Astuto and colleagues (1993): A community of learners in which the teachers in a school and its administrators continuously seek and share learning and then act on what they learn. The goal of their actions is to enhance their effectiveness as professionals so that students benefit.
Dufour and colleagues (2006): Collaborative teams whose members work interdependently to achieve common goals linked to the purpose of learning for all.
- Reduction of isolation of teachers
- Increased commitment to the mission and goals of the school and increased vigor in working to strengthen the mission
- Shared responsibility for the total development of students and collective responsibility for students' success
- Powerful learning that defines good teaching and classroom practice and that creates new knowledge and beliefs about teaching and learners
- Increased meaning and understanding of the content that teachers teach and the roles they play in helping all students achieve expectations
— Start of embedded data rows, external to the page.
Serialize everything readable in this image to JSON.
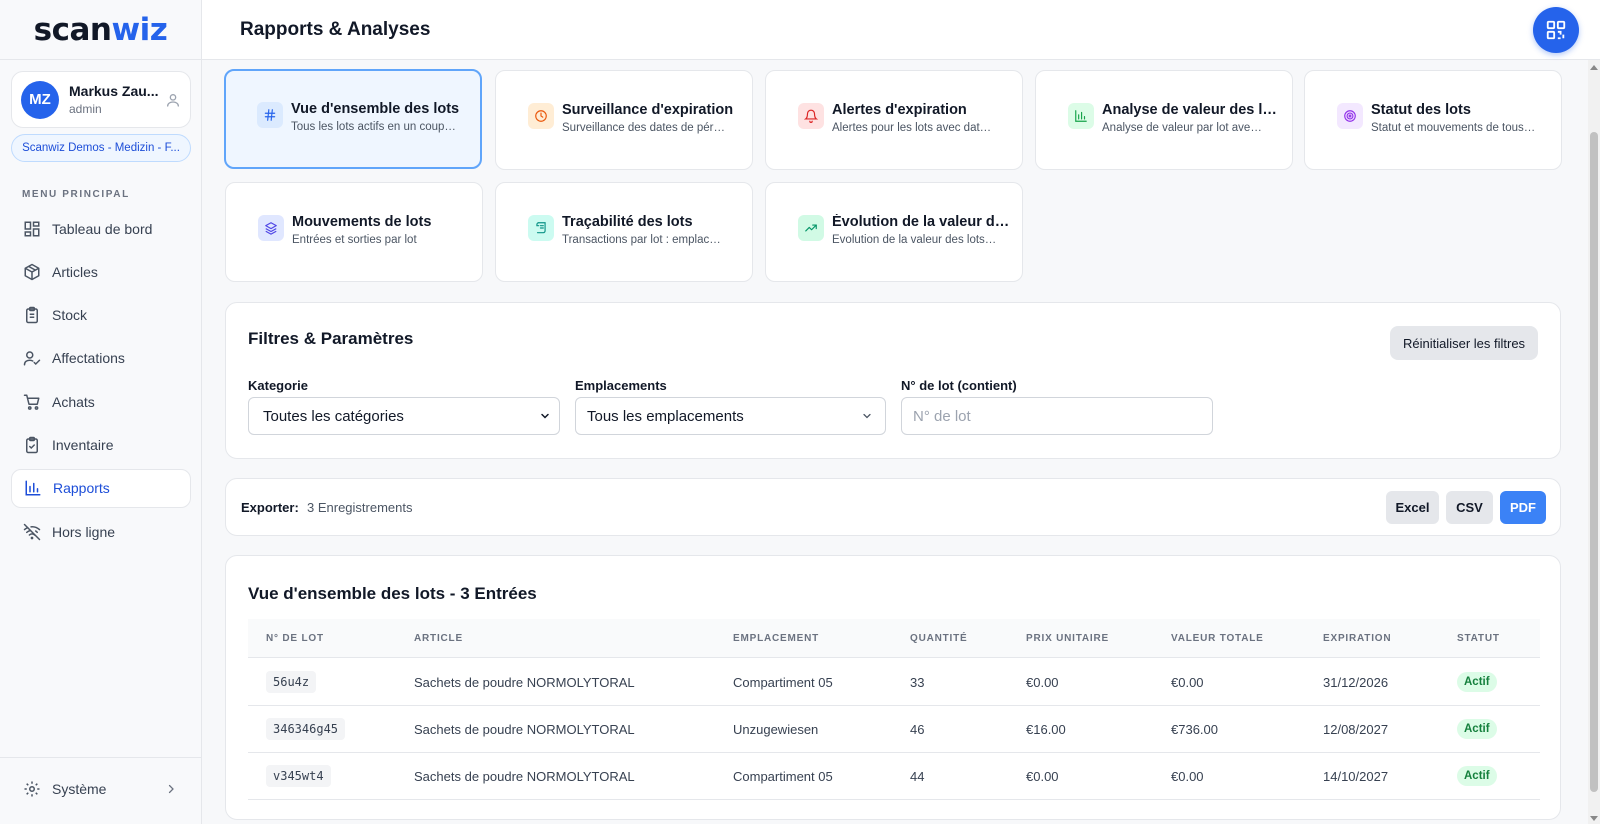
{
  "brand": {
    "part1": "scan",
    "part2": "wiz"
  },
  "user": {
    "initials": "MZ",
    "name": "Markus Zau...",
    "role": "admin"
  },
  "org": "Scanwiz Demos - Medizin - F...",
  "menu_heading": "MENU PRINCIPAL",
  "nav": [
    {
      "label": "Tableau de bord",
      "icon": "dashboard-icon"
    },
    {
      "label": "Articles",
      "icon": "box-icon"
    },
    {
      "label": "Stock",
      "icon": "clipboard-icon"
    },
    {
      "label": "Affectations",
      "icon": "user-check-icon"
    },
    {
      "label": "Achats",
      "icon": "cart-icon"
    },
    {
      "label": "Inventaire",
      "icon": "clipboard-check-icon"
    },
    {
      "label": "Rapports",
      "icon": "bar-chart-icon",
      "active": true
    },
    {
      "label": "Hors ligne",
      "icon": "wifi-off-icon"
    }
  ],
  "system_label": "Système",
  "header": {
    "title": "Rapports & Analyses"
  },
  "cards": [
    {
      "title": "Vue d'ensemble des lots",
      "sub": "Tous les lots actifs en un coup d'œil",
      "icon": "hash-icon",
      "color": "#2563eb",
      "bg": "#dbeafe",
      "active": true
    },
    {
      "title": "Surveillance d'expiration",
      "sub": "Surveillance des dates de péremption",
      "icon": "clock-icon",
      "color": "#ea580c",
      "bg": "#ffedd5"
    },
    {
      "title": "Alertes d'expiration",
      "sub": "Alertes pour les lots avec date proche",
      "icon": "bell-icon",
      "color": "#dc2626",
      "bg": "#fee2e2"
    },
    {
      "title": "Analyse de valeur des lots",
      "sub": "Analyse de valeur par lot avec détails",
      "icon": "bar-chart-icon",
      "color": "#16a34a",
      "bg": "#dcfce7"
    },
    {
      "title": "Statut des lots",
      "sub": "Statut et mouvements de tous les lots",
      "icon": "target-icon",
      "color": "#9333ea",
      "bg": "#f3e8ff"
    },
    {
      "title": "Mouvements de lots",
      "sub": "Entrées et sorties par lot",
      "icon": "layers-icon",
      "color": "#4f46e5",
      "bg": "#e0e7ff"
    },
    {
      "title": "Traçabilité des lots",
      "sub": "Transactions par lot : emplacements",
      "icon": "scroll-icon",
      "color": "#0d9488",
      "bg": "#ccfbf1"
    },
    {
      "title": "Évolution de la valeur des lots",
      "sub": "Évolution de la valeur des lots dans le temps",
      "icon": "trending-up-icon",
      "color": "#059669",
      "bg": "#d1fae5"
    }
  ],
  "filters": {
    "title": "Filtres & Paramètres",
    "reset": "Réinitialiser les filtres",
    "category_label": "Kategorie",
    "category_value": "Toutes les catégories",
    "location_label": "Emplacements",
    "location_value": "Tous les emplacements",
    "lot_label": "N° de lot (contient)",
    "lot_placeholder": "N° de lot"
  },
  "export": {
    "label": "Exporter:",
    "count": "3 Enregistrements",
    "excel": "Excel",
    "csv": "CSV",
    "pdf": "PDF"
  },
  "table": {
    "title": "Vue d'ensemble des lots - 3 Entrées",
    "columns": [
      "N° DE LOT",
      "ARTICLE",
      "EMPLACEMENT",
      "QUANTITÉ",
      "PRIX UNITAIRE",
      "VALEUR TOTALE",
      "EXPIRATION",
      "STATUT"
    ],
    "rows": [
      {
        "lot": "56u4z",
        "article": "Sachets de poudre NORMOLYTORAL",
        "location": "Compartiment 05",
        "qty": "33",
        "unit": "€0.00",
        "total": "€0.00",
        "expiry": "31/12/2026",
        "status": "Actif"
      },
      {
        "lot": "346346g45",
        "article": "Sachets de poudre NORMOLYTORAL",
        "location": "Unzugewiesen",
        "qty": "46",
        "unit": "€16.00",
        "total": "€736.00",
        "expiry": "12/08/2027",
        "status": "Actif"
      },
      {
        "lot": "v345wt4",
        "article": "Sachets de poudre NORMOLYTORAL",
        "location": "Compartiment 05",
        "qty": "44",
        "unit": "€0.00",
        "total": "€0.00",
        "expiry": "14/10/2027",
        "status": "Actif"
      }
    ]
  }
}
- Higher likelihood that teachers will be well informed, professionally renewed, and inspired to inspire students
- More satisfaction, higher morale, and lower rates of absenteeism
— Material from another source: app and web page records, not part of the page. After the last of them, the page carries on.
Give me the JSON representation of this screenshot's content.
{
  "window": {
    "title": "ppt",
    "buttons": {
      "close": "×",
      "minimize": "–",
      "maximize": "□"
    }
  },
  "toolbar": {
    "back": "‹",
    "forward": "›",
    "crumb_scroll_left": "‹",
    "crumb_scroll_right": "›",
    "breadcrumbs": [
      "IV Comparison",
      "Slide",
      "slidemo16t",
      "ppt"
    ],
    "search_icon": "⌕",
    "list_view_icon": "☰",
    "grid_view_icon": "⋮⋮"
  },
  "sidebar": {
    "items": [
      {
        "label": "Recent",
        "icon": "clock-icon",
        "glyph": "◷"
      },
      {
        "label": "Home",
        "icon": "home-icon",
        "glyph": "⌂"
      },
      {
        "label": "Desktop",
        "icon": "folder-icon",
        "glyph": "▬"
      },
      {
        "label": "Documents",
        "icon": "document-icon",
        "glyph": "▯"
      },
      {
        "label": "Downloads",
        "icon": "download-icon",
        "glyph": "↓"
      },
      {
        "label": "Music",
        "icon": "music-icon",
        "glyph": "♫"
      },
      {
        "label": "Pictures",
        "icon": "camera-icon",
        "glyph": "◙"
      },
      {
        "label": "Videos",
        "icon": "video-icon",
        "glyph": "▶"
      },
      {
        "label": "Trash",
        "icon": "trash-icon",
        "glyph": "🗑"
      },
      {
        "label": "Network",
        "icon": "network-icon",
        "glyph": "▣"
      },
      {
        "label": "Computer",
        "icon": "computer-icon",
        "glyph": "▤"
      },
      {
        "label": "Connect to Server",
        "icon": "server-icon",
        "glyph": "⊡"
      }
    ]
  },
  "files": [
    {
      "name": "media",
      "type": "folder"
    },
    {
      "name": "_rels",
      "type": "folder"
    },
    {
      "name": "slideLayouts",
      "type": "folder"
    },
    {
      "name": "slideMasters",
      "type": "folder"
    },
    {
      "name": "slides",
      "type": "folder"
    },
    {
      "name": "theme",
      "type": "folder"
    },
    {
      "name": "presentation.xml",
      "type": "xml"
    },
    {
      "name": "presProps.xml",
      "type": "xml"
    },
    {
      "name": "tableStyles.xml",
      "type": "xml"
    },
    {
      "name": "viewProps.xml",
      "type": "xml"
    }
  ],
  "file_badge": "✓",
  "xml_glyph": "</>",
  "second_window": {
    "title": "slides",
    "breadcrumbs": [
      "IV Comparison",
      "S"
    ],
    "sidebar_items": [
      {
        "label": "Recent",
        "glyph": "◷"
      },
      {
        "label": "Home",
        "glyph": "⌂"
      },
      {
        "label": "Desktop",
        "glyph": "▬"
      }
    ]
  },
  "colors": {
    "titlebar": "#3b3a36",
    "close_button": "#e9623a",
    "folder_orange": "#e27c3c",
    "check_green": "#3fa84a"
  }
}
- Significant advances in adapting teaching to the students, accomplished more quickly than in traditional schools
- Commitment to making significant and lasting changes
- Higher likelihood of undertaking fundamental systemic change
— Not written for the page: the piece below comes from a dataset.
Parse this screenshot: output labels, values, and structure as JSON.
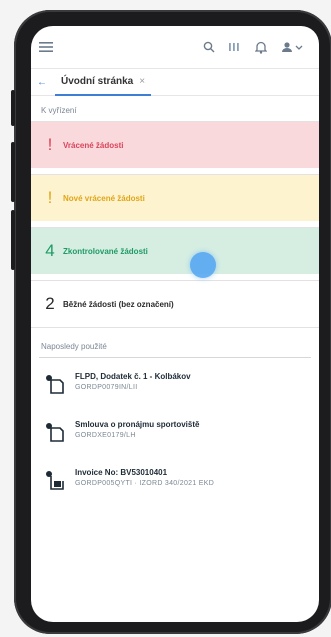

- Decreased dropout rate and fewer classes "skipped"
- Lower rates of absenteeism
- Greater academic gains in math, science, history, and reading than in traditional schools
- Smaller achievement gaps between students from different background
(Source: Hord, S.M. (1997). Professional Learning Communities: Communities of Continuous Improvement. Austin: Southwest Educational Development Laboratory.
PLC ARTICLES AND RESEARCH
PLC TOOLS AND RESOURCES